Each of the records that follow needs an exact reproduction.
++++ RECORDS SHOWN
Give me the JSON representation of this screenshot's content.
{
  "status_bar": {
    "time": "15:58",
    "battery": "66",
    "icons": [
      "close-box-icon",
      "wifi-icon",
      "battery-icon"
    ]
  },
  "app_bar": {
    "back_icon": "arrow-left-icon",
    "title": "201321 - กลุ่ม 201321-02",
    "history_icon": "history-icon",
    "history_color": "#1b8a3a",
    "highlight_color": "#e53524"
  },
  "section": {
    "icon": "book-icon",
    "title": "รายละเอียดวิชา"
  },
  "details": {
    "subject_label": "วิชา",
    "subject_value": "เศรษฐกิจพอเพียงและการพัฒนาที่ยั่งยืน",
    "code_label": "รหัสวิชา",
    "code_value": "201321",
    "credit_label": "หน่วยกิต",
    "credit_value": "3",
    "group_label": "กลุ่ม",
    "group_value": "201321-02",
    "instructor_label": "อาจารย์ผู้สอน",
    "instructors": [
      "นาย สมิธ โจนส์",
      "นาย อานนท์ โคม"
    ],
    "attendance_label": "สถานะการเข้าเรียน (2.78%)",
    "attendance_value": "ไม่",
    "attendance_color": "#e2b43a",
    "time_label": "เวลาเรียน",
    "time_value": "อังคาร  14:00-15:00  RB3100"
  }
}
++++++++
| SOLVED EXERCISE |
Give me the JSON representation of this screenshot's content.
{
  "status_bar": {
    "time": "15:58",
    "battery": "66",
    "icons": [
      "close-box-icon",
      "wifi-icon",
      "battery-icon"
    ]
  },
  "app_bar": {
    "back_icon": "arrow-left-icon",
    "title": "201321 - กลุ่ม 201321-02",
    "history_icon": "history-icon",
    "history_color": "#1b8a3a",
    "highlight_color": "#e53524"
  },
  "section": {
    "icon": "book-icon",
    "title": "รายละเอียดวิชา"
  },
  "details": {
    "subject_label": "วิชา",
    "subject_value": "เศรษฐกิจพอเพียงและการพัฒนาที่ยั่งยืน",
    "code_label": "รหัสวิชา",
    "code_value": "201321",
    "credit_label": "หน่วยกิต",
    "credit_value": "3",
    "group_label": "กลุ่ม",
    "group_value": "201321-02",
    "instructor_label": "อาจารย์ผู้สอน",
    "instructors": [
      "นาย สมิธ โจนส์",
      "นาย อานนท์ โคม"
    ],
    "attendance_label": "สถานะการเข้าเรียน (2.78%)",
    "attendance_value": "ไม่",
    "attendance_color": "#e2b43a",
    "time_label": "เวลาเรียน",
    "time_value": "อังคาร  14:00-15:00  RB3100"
  }
}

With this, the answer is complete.